As of a week ago, I now find myself living in one of the more oppressively surveilled states in the world. I do not like this on ideological grounds. Therefore, I will acquire a vpn subscription for my family's traffic online, and will set up a default route for the building to the supplier (probably crpytostorm.is), via a dd-wrt router. Being an honest citizen who does nothing wrong online (and I assume the same for the rest of the house), my "threat model" is minimal, and therefore one might naïvely assume that this would be enough to prevent the Food Standards Agency from looking at my browsing history.
However, I recently read about how private -- or not -- vpns might be; correlation attacks are highly likely to be able to defeat such measures in an internet where essentially everything is logged.
Therefore, I'd like to ask this question: if one were to maximally use your available bandwidth continuously, constantly maintaining an encrypted tunnel to a VPN provider (who we assume now is a good faith actor), would that be sufficient to mitigate significantly against correlation attacks? It seems like that would be a "relatively" trivial (albeit annoying) task for a router to perform: estimate the current/near-term-future available bandwidth, send a large number of, e.g. TCP NOP packets at a rate designed to saturate the connection, and adjust their volume/frequency to not disrupt other data.

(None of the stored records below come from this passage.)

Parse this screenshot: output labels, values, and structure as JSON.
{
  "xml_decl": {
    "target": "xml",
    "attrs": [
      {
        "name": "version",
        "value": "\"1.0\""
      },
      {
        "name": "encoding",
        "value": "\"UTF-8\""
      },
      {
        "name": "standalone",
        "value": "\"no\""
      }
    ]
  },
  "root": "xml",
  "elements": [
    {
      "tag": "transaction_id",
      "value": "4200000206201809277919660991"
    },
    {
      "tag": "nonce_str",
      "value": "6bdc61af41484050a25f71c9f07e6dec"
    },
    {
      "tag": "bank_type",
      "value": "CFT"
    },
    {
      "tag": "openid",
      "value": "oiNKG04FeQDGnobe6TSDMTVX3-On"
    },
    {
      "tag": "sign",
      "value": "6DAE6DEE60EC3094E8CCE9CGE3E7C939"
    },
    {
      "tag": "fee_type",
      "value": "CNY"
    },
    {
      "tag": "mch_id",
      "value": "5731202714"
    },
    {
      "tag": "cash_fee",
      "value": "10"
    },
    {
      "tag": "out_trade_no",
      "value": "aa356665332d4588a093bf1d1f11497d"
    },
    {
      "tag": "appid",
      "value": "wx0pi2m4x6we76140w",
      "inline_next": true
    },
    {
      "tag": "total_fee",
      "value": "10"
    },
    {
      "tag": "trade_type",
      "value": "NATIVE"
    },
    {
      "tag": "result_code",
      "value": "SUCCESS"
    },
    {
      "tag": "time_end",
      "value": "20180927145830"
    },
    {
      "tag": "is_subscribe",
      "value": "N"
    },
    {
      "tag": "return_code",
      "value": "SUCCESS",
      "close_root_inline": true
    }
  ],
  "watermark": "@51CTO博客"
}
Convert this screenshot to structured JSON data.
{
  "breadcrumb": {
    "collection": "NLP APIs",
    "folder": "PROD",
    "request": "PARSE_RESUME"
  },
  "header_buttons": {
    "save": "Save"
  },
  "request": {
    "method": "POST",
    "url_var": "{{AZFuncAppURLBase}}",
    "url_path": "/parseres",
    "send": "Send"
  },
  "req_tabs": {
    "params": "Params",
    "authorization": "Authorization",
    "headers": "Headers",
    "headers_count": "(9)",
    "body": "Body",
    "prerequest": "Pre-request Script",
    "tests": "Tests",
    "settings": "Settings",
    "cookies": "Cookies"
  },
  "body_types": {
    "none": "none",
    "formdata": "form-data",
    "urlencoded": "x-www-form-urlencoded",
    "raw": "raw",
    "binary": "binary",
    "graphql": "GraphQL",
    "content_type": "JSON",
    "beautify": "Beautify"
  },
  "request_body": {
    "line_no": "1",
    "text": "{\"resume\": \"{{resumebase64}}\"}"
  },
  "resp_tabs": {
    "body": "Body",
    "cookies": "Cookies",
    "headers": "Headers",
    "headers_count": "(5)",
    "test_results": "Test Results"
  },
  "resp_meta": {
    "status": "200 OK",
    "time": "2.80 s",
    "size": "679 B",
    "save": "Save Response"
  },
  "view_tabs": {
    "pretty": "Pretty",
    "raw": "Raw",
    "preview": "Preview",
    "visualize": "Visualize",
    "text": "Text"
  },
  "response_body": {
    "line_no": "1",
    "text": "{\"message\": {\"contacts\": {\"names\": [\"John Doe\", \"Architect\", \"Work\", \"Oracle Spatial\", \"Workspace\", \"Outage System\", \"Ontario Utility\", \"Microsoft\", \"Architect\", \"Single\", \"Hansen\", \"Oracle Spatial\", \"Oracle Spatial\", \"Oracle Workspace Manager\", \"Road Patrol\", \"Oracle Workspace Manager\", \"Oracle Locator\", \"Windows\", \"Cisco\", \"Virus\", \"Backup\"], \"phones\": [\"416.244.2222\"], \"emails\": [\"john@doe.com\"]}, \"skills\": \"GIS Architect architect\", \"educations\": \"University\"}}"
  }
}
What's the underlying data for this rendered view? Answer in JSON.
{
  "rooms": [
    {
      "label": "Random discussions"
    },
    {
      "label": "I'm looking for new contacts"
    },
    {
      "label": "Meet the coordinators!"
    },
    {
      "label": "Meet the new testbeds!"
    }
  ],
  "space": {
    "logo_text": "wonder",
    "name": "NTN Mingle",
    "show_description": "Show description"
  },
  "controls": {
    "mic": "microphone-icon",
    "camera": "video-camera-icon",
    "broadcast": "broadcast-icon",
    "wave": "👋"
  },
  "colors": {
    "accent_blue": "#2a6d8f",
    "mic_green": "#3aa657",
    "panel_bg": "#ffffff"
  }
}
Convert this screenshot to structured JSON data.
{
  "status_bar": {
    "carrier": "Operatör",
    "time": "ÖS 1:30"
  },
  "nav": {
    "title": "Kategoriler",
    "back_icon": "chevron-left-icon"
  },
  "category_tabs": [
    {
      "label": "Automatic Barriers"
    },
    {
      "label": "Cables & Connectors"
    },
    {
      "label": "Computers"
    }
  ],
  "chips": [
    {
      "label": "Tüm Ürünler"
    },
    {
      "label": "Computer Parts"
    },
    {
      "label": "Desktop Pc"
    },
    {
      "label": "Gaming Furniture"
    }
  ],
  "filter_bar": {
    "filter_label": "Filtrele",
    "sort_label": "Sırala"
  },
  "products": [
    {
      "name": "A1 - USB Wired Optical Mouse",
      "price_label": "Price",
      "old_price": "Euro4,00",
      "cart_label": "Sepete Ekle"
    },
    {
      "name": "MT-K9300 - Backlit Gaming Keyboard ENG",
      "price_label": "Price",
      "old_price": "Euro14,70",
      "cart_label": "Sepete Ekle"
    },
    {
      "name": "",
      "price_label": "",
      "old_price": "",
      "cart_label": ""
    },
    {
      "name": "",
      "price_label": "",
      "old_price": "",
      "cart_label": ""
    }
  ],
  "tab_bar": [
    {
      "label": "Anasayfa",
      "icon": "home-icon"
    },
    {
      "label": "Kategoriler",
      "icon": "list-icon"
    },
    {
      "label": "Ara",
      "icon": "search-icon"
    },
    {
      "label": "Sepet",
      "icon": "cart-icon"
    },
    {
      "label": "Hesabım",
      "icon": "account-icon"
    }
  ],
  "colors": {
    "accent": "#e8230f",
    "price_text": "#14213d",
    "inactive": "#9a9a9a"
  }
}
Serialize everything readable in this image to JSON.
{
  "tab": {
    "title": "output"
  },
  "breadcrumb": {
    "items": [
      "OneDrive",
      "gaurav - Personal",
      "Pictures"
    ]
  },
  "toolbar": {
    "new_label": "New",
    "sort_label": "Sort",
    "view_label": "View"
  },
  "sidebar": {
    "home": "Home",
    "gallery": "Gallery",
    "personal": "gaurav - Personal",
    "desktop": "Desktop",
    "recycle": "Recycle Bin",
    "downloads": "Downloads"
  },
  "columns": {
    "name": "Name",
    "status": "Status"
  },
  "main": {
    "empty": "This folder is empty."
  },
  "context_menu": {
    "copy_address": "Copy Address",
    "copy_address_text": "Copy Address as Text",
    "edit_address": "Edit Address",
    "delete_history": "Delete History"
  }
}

I have little doubt that my ISP wouldn't like me actually using the bandwidth I'd paid for, but beyond that, it seems like it would make it at the least marginally harder to perform correlation attacks on an encrypted tunnel. I imagine that the moderately beefy VPN server I'd connect to could silently drop the NOP packets (or equivalent) with a minimal performance hit.
Am I right? This seems like an obvious idea -- what is it usually called? Would this method work to mitigate against correlation attacks? Is there an open-source implementation in, e.g., dd-wrt to perform it?